North Antelope Rochelle and Arch Coal‘s (NYSE: ACI) nearby Black Thunder mine are by far the biggest coal mines in both the U.S. and in the Wyoming end of the Powder River Basin. Incidentally, the BLM on Jan. 7 of this year approved a request from Arch Coal to drop a 2006 application to lease the 957-million-ton, 5,944-acre West Jacobs Ranch reserve, which was supposed to be new coal for Black Thunder.
These lease applications are being dropped at a time when U.S. coal companies have been tightening belts and trying to work through the worst coal market downturn in years, a downturn that would only be prolonged and in some ways permanent if the U.S. EPA’s new Clean Power Plan survives multiple court challenges. A coal producer with two Wyoming PRB mines (Belle Ayr and Eagle Butte), Alpha Natural Resources, is currently in Chapter 11 bankruptcy protection.
The BLM website shows that six lease applications for Wyoming coal are still pending, with two of them for new coal reserves for Black Thunder: West Hilight tract, 440.4 million tons; and North Hilight tract, 263.4 million tons.
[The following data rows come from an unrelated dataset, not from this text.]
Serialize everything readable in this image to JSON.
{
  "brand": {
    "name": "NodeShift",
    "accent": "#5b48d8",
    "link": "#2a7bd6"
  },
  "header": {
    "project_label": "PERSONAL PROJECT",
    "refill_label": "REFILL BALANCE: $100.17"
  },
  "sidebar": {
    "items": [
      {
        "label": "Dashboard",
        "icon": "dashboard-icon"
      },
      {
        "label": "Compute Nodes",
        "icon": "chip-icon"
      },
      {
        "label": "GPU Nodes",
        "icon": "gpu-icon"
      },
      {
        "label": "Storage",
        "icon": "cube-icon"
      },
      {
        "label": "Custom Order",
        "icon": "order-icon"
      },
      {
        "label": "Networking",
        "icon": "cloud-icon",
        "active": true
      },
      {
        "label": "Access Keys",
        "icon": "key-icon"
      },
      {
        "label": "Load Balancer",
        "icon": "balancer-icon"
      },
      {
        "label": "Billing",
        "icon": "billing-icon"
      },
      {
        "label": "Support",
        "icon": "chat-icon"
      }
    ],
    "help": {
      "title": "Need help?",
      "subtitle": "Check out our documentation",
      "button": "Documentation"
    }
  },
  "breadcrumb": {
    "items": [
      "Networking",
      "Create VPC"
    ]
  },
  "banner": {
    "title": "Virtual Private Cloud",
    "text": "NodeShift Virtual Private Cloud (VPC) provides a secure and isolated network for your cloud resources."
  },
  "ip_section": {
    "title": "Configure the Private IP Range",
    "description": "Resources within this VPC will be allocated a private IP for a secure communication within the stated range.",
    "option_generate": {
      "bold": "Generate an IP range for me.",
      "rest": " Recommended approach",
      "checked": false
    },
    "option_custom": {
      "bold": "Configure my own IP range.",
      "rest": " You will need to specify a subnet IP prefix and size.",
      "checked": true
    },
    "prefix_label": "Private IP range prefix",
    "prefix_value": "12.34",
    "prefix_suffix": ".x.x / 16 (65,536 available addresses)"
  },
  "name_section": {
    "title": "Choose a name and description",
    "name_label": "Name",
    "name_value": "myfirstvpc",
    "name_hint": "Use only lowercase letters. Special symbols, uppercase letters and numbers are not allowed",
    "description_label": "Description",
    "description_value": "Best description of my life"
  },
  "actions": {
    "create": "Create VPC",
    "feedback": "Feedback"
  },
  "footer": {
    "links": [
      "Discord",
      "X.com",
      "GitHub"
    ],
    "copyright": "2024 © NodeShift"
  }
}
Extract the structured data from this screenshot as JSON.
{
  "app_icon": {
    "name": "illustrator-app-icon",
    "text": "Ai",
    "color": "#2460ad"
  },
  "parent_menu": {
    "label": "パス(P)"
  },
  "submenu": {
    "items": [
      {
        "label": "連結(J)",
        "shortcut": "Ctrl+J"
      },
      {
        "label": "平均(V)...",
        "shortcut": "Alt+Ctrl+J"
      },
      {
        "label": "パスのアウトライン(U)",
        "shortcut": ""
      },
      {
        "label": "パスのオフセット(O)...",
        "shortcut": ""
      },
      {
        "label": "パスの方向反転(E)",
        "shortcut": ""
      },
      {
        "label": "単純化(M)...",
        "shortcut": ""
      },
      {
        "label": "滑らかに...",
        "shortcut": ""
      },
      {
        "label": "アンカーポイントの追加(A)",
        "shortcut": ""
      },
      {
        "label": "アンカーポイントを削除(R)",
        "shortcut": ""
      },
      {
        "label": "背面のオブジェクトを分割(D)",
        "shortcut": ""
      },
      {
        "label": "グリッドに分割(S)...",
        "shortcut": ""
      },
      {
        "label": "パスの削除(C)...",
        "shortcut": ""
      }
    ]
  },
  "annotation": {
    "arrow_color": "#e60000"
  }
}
No lease applications are pending for the North Antelope Rochelle mine anymore.
One of those six pending lease applications was filed on Aug. 20 of this year, by the Antelope Coal LLC subsidiary of Cloud Peak Energy (NYSE: CLD), for the West Antelope III tract, which covers 3,508 acres and 441 million tons of coal.
The other three still-pending lease requests are for:
- 2011 application, Alpha’s Belle Ayr West tract, for the Belle Ayr mine, 253 million tons;
- 2006 application, Cloud Peak’s Maysdorf II South tract, for Cordero-Rojo mine, 504 million tons; and
- 2006 application, from Kiewit Mining Properties for the Hay Creek II tract at the Buckskin mine, currently 51.9 million tons (down from an original application amount of 148 million tons). BLM in 2013 rejected a first Kiewit auction bid for this property as being below its secret fair market value figure, with the website saying Kiewit has asked for another auction.
As for how much time North Antelope Rochelle has without new coal reserves, that will depend in large part on its production rate. And also if Peabody moves in the meantime to lease more coal reserves within a BLM leasing system that takes years to work through. Peabody’s Feb. 25 Form 10-K annual report shows that the mine produced 118 million tons in 2014 and 111 million tons in 2013, and that as of the end of 2014 the mine had over 2.1 billion tons of assigned coal reserves in the proven and probable category, all of it under lease. Assuming the 118-million-ton/yr production rate, and that all of that coal is minable, that gives the mine nearly 18 years of operation.